My name is David Wike and I've been shooting
photographs since my dad helped me buy my
first Canon SLR when I was 14 years old.
35+ years later I'm still at it and having a blast.
As you may have noticed from the images to the
right, my day job is a little different type of
photography than what you'll find here on the
website. I've been a news video photojournalist since
1982, shooting news, sports, documentaries, you name it, I've probably shot it. From Rose Bowls to Russian windtunnels, natural disasters to WTO
riots. I also have over 2000 flight hours shooting
from helicopters and operating our HDTV
In March of 2003 our country's leaders decided to go
to war in Iraq and I volunteered to be embedded
with the 555th Combat Engineering Group based
out of Ft Lewis, Wa. Our soldiers entered through
Kuwait and after traveling north through Baghdad we ended up working mostly around Tikrit. This was
before Sadam Hussein was captured. To the
right are images showing our travels past earlier
battles, me in a crater in the middle of an air field
and in front of the Tikrit hotel where Charlie
company was tasked with taking the structure
down, as it had become a nasty perch for snipers.
For those with video interest, I was shooting with a Sony
PD-150 mini DV cam and editing on a pc laptop. We
fed each story back compressed using special Sat
phones (it took about 1 hour to feed a 1 min 30 sec
story). After a month of MRE's and no running water
it was time to come home, with a hearty respect for

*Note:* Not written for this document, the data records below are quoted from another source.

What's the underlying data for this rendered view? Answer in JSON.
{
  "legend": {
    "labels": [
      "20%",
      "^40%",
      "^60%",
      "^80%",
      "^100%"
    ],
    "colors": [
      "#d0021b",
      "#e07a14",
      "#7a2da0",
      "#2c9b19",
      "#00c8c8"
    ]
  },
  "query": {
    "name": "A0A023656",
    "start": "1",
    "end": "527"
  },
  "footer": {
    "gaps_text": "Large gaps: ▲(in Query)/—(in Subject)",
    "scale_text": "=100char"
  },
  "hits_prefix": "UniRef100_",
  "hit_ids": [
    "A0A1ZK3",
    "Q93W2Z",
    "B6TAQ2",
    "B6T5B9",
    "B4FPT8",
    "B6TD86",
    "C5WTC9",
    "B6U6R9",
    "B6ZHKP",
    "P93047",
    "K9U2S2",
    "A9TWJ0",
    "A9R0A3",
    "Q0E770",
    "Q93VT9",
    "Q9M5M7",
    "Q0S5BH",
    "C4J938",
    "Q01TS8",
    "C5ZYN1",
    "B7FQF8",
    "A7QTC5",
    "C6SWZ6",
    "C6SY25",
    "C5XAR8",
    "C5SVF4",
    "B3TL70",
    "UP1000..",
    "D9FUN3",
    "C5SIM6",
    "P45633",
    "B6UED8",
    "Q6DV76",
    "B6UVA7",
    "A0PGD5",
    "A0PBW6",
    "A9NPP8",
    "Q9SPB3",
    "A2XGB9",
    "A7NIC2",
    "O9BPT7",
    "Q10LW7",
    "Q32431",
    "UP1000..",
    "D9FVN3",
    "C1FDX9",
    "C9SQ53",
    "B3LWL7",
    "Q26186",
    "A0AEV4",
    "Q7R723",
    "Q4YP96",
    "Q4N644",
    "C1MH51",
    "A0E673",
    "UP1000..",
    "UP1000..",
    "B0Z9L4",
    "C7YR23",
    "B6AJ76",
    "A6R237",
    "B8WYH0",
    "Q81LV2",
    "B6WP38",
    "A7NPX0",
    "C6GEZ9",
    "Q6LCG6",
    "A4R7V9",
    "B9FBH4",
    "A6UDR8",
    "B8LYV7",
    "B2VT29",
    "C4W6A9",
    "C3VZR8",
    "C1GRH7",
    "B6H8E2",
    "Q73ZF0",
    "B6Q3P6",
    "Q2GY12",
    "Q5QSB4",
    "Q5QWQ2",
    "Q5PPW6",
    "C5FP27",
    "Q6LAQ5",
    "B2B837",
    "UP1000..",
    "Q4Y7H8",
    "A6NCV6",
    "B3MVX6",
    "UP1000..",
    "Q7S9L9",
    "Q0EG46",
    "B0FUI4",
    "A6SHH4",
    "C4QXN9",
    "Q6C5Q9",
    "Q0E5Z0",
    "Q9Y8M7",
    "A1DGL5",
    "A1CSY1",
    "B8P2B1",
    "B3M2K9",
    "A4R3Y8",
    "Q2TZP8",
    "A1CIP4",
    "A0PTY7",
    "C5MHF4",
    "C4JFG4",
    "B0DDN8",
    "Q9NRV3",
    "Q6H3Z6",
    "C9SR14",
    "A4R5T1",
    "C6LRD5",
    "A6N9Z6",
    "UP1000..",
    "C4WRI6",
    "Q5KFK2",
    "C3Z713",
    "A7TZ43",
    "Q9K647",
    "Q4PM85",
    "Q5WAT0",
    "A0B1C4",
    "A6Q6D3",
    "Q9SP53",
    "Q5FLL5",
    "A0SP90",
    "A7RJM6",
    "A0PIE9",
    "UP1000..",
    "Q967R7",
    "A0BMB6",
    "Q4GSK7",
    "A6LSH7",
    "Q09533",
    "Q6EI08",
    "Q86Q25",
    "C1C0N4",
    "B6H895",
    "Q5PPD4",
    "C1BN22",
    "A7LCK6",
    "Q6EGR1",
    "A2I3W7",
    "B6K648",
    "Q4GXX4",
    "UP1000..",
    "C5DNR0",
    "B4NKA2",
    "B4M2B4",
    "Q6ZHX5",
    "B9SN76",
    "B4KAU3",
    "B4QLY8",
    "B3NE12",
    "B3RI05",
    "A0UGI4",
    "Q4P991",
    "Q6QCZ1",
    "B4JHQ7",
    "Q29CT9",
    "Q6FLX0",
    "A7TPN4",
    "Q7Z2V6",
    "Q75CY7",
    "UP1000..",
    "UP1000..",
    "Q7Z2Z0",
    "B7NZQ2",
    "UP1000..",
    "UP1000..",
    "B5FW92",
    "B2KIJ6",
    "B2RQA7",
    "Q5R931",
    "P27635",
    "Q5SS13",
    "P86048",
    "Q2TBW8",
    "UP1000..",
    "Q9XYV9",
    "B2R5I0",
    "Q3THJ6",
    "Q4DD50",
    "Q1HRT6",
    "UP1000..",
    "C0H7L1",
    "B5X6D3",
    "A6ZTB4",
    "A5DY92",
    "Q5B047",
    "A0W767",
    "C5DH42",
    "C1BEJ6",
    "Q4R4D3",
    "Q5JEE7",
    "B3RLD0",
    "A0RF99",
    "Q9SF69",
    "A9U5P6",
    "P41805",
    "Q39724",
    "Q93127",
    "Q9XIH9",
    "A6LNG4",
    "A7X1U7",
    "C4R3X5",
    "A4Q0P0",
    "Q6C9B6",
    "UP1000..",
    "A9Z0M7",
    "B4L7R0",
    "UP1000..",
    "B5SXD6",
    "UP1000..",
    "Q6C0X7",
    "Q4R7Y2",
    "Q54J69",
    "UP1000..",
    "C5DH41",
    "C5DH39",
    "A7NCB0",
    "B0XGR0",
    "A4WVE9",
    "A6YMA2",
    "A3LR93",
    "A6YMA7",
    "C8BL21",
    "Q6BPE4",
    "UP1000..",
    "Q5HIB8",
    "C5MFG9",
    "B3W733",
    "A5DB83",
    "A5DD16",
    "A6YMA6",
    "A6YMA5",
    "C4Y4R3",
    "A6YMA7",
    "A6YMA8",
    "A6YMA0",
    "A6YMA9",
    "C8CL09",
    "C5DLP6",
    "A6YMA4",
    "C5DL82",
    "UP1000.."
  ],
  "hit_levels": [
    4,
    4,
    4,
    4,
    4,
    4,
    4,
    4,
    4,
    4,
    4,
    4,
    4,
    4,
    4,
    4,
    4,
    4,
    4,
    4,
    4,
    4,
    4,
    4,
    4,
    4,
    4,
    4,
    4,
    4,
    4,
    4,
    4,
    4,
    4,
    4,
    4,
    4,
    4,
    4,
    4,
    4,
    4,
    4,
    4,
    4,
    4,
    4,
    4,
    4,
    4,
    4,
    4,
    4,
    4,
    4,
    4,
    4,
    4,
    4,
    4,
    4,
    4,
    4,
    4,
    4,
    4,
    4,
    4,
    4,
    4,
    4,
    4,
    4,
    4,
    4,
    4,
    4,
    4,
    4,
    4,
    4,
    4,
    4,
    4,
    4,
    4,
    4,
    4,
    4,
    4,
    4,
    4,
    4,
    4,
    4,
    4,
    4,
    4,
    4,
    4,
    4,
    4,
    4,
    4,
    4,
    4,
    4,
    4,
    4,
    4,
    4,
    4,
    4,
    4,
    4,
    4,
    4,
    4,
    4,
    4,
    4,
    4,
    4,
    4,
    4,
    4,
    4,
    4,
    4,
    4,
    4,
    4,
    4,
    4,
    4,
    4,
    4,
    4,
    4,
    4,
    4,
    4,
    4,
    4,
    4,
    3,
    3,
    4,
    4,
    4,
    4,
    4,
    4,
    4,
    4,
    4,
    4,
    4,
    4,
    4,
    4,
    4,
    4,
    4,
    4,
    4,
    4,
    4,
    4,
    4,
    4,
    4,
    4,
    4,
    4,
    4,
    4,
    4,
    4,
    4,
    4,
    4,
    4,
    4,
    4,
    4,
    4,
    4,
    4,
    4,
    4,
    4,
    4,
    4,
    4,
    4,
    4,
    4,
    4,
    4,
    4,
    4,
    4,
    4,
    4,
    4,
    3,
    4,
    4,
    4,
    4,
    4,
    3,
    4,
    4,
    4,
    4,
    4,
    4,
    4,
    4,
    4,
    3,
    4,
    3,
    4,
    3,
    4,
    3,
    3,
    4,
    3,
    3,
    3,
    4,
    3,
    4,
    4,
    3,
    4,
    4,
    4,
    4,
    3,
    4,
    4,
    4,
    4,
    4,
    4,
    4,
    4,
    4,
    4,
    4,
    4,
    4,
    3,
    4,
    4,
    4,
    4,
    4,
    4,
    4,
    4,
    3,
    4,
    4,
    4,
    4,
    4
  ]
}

our troops put in harms way, and pride that we had covered the war and told our soldiers stories for their families and loved ones back home.
The reason I mention all this war stuff is that it led me down a new creative path upon my return home. I traded in the old Canon F-1 (but kept the FTb) and purchased my first digital SLR. I'd been shooting digital point and shoots for a number of years, but spending time in a war zone puts things in a different perspective and I decided that still photography
was still my favorite creative outlet. It was time to jump back in full steam and the digital darkroom with all this crazy new technology surrounding it
facinated me. Plus the creative control from the click of the shutter
to the final beautiful archival inkjet print was exhilarating. Today I'm shooting primarily with Canon bodies and lenses and print on a Canon IPF5000 printer.
So, I made a conscious decision that this was
supposed to be fun, and told myself that I would
shoot things I enjoyed. In the beginning this included
all things automotive, railroad, flying and floating, especially tugboats. I have a bit of a thing for machines. Along the way I started collecting lighthouses. My access to an aerial platform allows me to capture our world from above and this wonderful perspective led to the forest lookouts and Mt St Helens images (when it doesn't interfere with my day job). I'm also in love with the Oregon Dunes and return there over and over for recreation and to observe the constantly changing landscape. I live near Seattle and am constantly amazed at the variety of scenes and beautiful landscapes as I travel around the incredible states of Oregon, Washington and Idaho.
My background in journalism is a constant influence on my final images. In fact it is a battle I wage constantly with myself. Photoshop is a powerful tool and has opened the door to so many creative avenues that one could take, but in my mind being in the right place at the precise moment is still the name of the game. At some point I will probably visit this path that Adobe has provided because the creative potential is so huge, but for now all you're going to find here is a bit of a saturation knudge and a bit of sharpening for print. As an example, one of the few composites is the night shot of the Umqua lighthouse. It is actually 3 different exposures taken within a minute of each other to capture the different levels of light, locked down on a tripod then composited in photoshop. On the other hand the night shot of the space needle during the new years fireworks party is a single exposure of 13 seconds that just happened to turn out fantastic from over a dozen shots taken that night.
I like juxtupositions and I enjoy looking a little closer at the common things around us. Bits of color and shape, tones and contrast, it doesn't take much to get me exhited. But telling a story with a single image is still a focus, a great goal I try to keep in mind, contrasting against the video I shoot each day (that rolls by at 30 frames per second). You'll find some of these stories spinkled throughout the galleries. Some of the photographs you'll find in the Rusty Trails gallery are all about now and then, contrasts and textures and a facination with railroad history.
I love to make people look twice, to find beauty in the basic and art in the commonplace. Often I'll arrive at a scene and sense something special in the light or the texture or the color. I don't always capture it but adhere to the belief that the journey and self exploration is often half the fun.
I also try to enter the local arts festivals and exhibits and
have been fortunate to have been jury selected numerous
times including the Environmental Photo Invitational
competition in 2007.
When I'm not shooting and printing photographs you'll
find me tinkering with model trains, kicking sand around at the dunes, motorcycling, kayaking, hiking, and rooting on the Cougs of WSU.